[What to work on]
Only the images are to be dropped; the records themselves must be repeated exactly.

:: Records for processing ::

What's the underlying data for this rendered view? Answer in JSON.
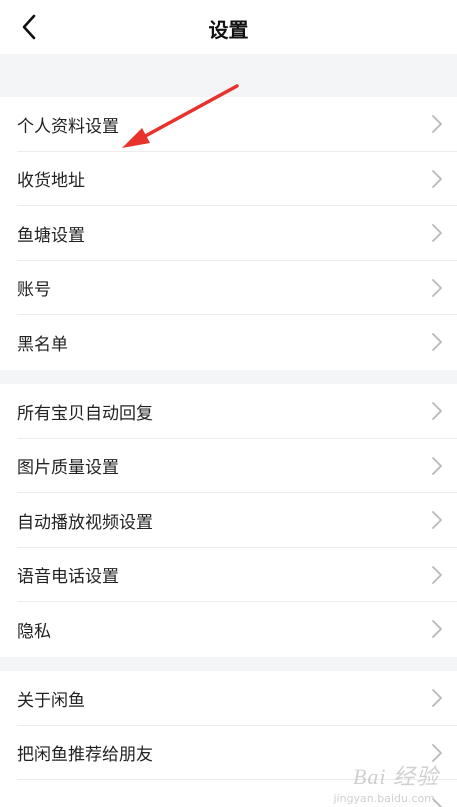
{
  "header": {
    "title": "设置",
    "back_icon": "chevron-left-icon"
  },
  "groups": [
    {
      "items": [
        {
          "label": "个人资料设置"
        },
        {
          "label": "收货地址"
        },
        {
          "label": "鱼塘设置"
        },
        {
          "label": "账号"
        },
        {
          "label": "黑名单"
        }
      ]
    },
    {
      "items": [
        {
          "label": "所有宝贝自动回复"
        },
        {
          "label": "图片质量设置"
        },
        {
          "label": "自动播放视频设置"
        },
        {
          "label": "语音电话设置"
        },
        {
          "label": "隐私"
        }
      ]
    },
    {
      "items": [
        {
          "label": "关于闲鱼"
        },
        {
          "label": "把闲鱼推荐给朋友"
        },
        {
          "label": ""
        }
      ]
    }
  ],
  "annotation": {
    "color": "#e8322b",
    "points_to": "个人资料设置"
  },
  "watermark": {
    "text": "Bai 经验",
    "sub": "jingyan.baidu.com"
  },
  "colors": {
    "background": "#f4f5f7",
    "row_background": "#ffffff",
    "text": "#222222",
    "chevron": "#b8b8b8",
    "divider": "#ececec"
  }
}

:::

[Answer section]
What's the underlying data for this rendered view? Answer in JSON.
{
  "header": {
    "title": "设置",
    "back_icon": "chevron-left-icon"
  },
  "groups": [
    {
      "items": [
        {
          "label": "个人资料设置"
        },
        {
          "label": "收货地址"
        },
        {
          "label": "鱼塘设置"
        },
        {
          "label": "账号"
        },
        {
          "label": "黑名单"
        }
      ]
    },
    {
      "items": [
        {
          "label": "所有宝贝自动回复"
        },
        {
          "label": "图片质量设置"
        },
        {
          "label": "自动播放视频设置"
        },
        {
          "label": "语音电话设置"
        },
        {
          "label": "隐私"
        }
      ]
    },
    {
      "items": [
        {
          "label": "关于闲鱼"
        },
        {
          "label": "把闲鱼推荐给朋友"
        },
        {
          "label": ""
        }
      ]
    }
  ],
  "annotation": {
    "color": "#e8322b",
    "points_to": "个人资料设置"
  },
  "watermark": {
    "text": "Bai 经验",
    "sub": "jingyan.baidu.com"
  },
  "colors": {
    "background": "#f4f5f7",
    "row_background": "#ffffff",
    "text": "#222222",
    "chevron": "#b8b8b8",
    "divider": "#ececec"
  }
}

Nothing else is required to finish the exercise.